Task: Copy the entries without a single change. Pictures should be dropped.

Records excerpted from a collection

· · · · · · ·

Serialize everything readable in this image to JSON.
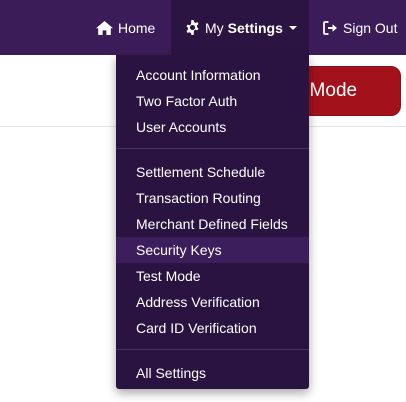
{
  "navbar": {
    "home_label": "Home",
    "settings_prefix": "My",
    "settings_label": "Settings",
    "signout_label": "Sign Out",
    "icons": [
      "home-icon",
      "gear-icon",
      "chevron-down-icon",
      "sign-out-icon"
    ]
  },
  "background": {
    "mode_button_label": "t Mode"
  },
  "dropdown": {
    "group1": [
      "Account Information",
      "Two Factor Auth",
      "User Accounts"
    ],
    "group2": [
      "Settlement Schedule",
      "Transaction Routing",
      "Merchant Defined Fields",
      "Security Keys",
      "Test Mode",
      "Address Verification",
      "Card ID Verification"
    ],
    "group3": [
      "All Settings"
    ],
    "highlighted_item": "Security Keys"
  },
  "colors": {
    "navbar": "#3b1c58",
    "dropdown": "#2a1341",
    "highlight": "#3d1e5c",
    "danger_button": "#a3111b"
  }
}
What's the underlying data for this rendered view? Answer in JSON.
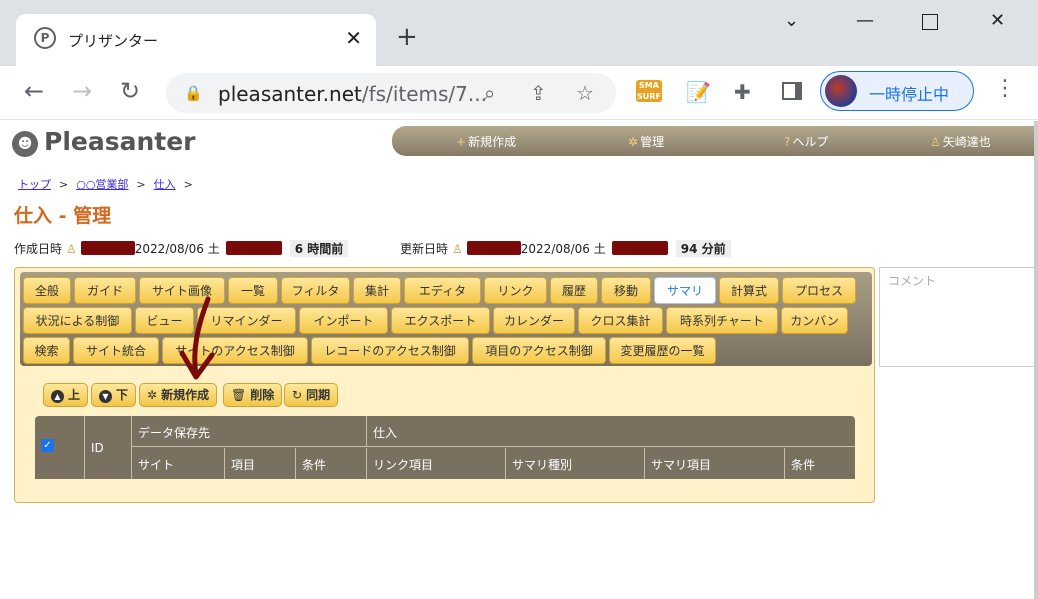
{
  "browser": {
    "tab_title": "プリザンター",
    "tab_favicon_letter": "P",
    "url_host": "pleasanter.net",
    "url_path": "/fs/items/7...",
    "profile_label": "一時停止中"
  },
  "app": {
    "logo": "Pleasanter",
    "nav": [
      "新規作成",
      "管理",
      "ヘルプ",
      "矢崎達也"
    ]
  },
  "breadcrumb": [
    "トップ",
    "○○営業部",
    "仕入"
  ],
  "page_title": "仕入 - 管理",
  "meta": {
    "created_label": "作成日時",
    "created_date": "2022/08/06 土",
    "created_elapsed": "6 時間前",
    "updated_label": "更新日時",
    "updated_date": "2022/08/06 土",
    "updated_elapsed": "94 分前"
  },
  "editor_tabs": {
    "row1": [
      "全般",
      "ガイド",
      "サイト画像",
      "一覧",
      "フィルタ",
      "集計",
      "エディタ",
      "リンク",
      "履歴",
      "移動",
      "サマリ",
      "計算式",
      "プロセス"
    ],
    "row2": [
      "状況による制御",
      "ビュー",
      "リマインダー",
      "インポート",
      "エクスポート",
      "カレンダー",
      "クロス集計",
      "時系列チャート",
      "カンバン"
    ],
    "row3": [
      "検索",
      "サイト統合",
      "サイトのアクセス制御",
      "レコードのアクセス制御",
      "項目のアクセス制御",
      "変更履歴の一覧"
    ],
    "active": "サマリ"
  },
  "buttons": [
    "上",
    "下",
    "新規作成",
    "削除",
    "同期"
  ],
  "grid": {
    "id": "ID",
    "group1": "データ保存先",
    "group2": "仕入",
    "columns": [
      "サイト",
      "項目",
      "条件",
      "リンク項目",
      "サマリ種別",
      "サマリ項目",
      "条件"
    ]
  },
  "comment_placeholder": "コメント"
}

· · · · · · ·

Result of this exercise:
Serialize everything readable in this image to JSON.
{
  "navbar": {
    "home_label": "Home",
    "settings_prefix": "My",
    "settings_label": "Settings",
    "signout_label": "Sign Out",
    "icons": [
      "home-icon",
      "gear-icon",
      "chevron-down-icon",
      "sign-out-icon"
    ]
  },
  "background": {
    "mode_button_label": "t Mode"
  },
  "dropdown": {
    "group1": [
      "Account Information",
      "Two Factor Auth",
      "User Accounts"
    ],
    "group2": [
      "Settlement Schedule",
      "Transaction Routing",
      "Merchant Defined Fields",
      "Security Keys",
      "Test Mode",
      "Address Verification",
      "Card ID Verification"
    ],
    "group3": [
      "All Settings"
    ],
    "highlighted_item": "Security Keys"
  },
  "colors": {
    "navbar": "#3b1c58",
    "dropdown": "#2a1341",
    "highlight": "#3d1e5c",
    "danger_button": "#a3111b"
  }
}
What's the underlying data for this rendered view? Answer in JSON.
{
  "browser": {
    "tab_title": "プリザンター",
    "tab_favicon_letter": "P",
    "url_host": "pleasanter.net",
    "url_path": "/fs/items/7...",
    "profile_label": "一時停止中"
  },
  "app": {
    "logo": "Pleasanter",
    "nav": [
      "新規作成",
      "管理",
      "ヘルプ",
      "矢崎達也"
    ]
  },
  "breadcrumb": [
    "トップ",
    "○○営業部",
    "仕入"
  ],
  "page_title": "仕入 - 管理",
  "meta": {
    "created_label": "作成日時",
    "created_date": "2022/08/06 土",
    "created_elapsed": "6 時間前",
    "updated_label": "更新日時",
    "updated_date": "2022/08/06 土",
    "updated_elapsed": "94 分前"
  },
  "editor_tabs": {
    "row1": [
      "全般",
      "ガイド",
      "サイト画像",
      "一覧",
      "フィルタ",
      "集計",
      "エディタ",
      "リンク",
      "履歴",
      "移動",
      "サマリ",
      "計算式",
      "プロセス"
    ],
    "row2": [
      "状況による制御",
      "ビュー",
      "リマインダー",
      "インポート",
      "エクスポート",
      "カレンダー",
      "クロス集計",
      "時系列チャート",
      "カンバン"
    ],
    "row3": [
      "検索",
      "サイト統合",
      "サイトのアクセス制御",
      "レコードのアクセス制御",
      "項目のアクセス制御",
      "変更履歴の一覧"
    ],
    "active": "サマリ"
  },
  "buttons": [
    "上",
    "下",
    "新規作成",
    "削除",
    "同期"
  ],
  "grid": {
    "id": "ID",
    "group1": "データ保存先",
    "group2": "仕入",
    "columns": [
      "サイト",
      "項目",
      "条件",
      "リンク項目",
      "サマリ種別",
      "サマリ項目",
      "条件"
    ]
  },
  "comment_placeholder": "コメント"
}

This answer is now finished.